The three Richmond County deputy marshals tightened their fists and clenched their teeth as they were guided to the floor of the training room Thursday morning.
They were among five Richmond County Marshall Office employees who participated in Taser Training at Augusta Regional Airport as the office implements the new safety measure to reduce excessive force and enforce use of the weapon.
The deputy marshals yelled out as they were zapped in their backs. They were then asked if they needed any medical attention and guided to their feet before learning the procedures of handling the weapon.
The two-week training ends Friday and more than 60 members from the Marshal’s Office will now be equipped with the new weapon.
Thursday’s session trained the last five deputy marshals from the office, and one investigator from Harlem Police Department, on the eight-hour course.
Marshal Ramone Lamkin said the training helped his officers become familiar with the device and learn proper ways of handling the weapon.
“When I took office I wanted to make sure we got the best equipment so we can better do our job,” he said. “We have a lot of deputies going into evictions within security buildings and we just want to get them different options beside their firearms.”
During the sessions, staff were shown how to carry and use their stun guns, procured through existing funds, and went through a lengthy power-point of legal provisions regarding the weapon.
But prior to the intensive training, each had to endure the “five second ride.”
Lt. Jeffrey Barrett, an executive officer with the office for nine years, was the first. He said the five seconds was “intense,” but “effective.”
“It is a good useful tool that we need,” he said. “The training is paramount in what we do, especially with the way things are these days in our society.”
Sean Cochran, an investigator with Harlem Police Department who has worked in law enforcement for 15 years, said the weapon is “by far one of the best tools” that ensures safety for all involved.
“Back when I started we didn’t have this so foot pursuits and hand-to-hand combat was something you had to do all the time,” he said. “This will alleviate that. It’s not to take the place in a deadly force situation but if it’s just a combative subject, this will definitely bring them under compliance.”
Lamkin said the two weeks of training have already been beneficial. He noted an arrest made last Friday in connection to an investigation into the illegal dumping of more than two tons of tires on Lyman Street in July.
The investigation led deputies to Octavious Mack, 36, of S & M Tires.
When confronted by Deputy Marshal Larry Bracken, Mack became agitated and when asked to produce his business license and identification, he fled. Bracken deployed his stun gun to take Mack, who is charged with violation of waste control law and obstruction to an officer, into custody.
Lamkin said the arrest is a good example of how deputies can now minimize their use of excessive force.

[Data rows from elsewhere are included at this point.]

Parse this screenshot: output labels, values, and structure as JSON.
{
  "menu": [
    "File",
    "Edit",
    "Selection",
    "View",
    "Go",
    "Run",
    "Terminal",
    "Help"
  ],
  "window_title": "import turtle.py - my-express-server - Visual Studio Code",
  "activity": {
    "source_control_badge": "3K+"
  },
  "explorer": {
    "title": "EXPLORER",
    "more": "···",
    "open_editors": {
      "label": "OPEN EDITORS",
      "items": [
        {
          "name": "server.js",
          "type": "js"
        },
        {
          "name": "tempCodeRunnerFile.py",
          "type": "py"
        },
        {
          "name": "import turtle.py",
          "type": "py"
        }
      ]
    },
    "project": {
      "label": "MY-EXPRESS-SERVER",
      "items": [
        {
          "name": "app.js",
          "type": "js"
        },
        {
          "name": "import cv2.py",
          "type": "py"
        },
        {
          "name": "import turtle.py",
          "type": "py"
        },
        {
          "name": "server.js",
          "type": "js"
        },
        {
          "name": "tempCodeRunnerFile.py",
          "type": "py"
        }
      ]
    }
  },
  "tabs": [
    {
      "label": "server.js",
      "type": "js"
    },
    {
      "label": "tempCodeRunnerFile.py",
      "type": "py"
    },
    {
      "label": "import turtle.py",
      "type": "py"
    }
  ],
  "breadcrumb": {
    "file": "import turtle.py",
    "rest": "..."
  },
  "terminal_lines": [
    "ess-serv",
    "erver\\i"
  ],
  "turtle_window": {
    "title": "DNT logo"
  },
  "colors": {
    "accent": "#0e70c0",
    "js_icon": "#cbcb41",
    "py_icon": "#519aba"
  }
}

“Statistics have shown that once you go into physical combat with somebody, someone’s going to get hurt,” he said. “Either the officer or the suspect, so the Taser lessens that and that’s what we want to have so everybody can go home safely.”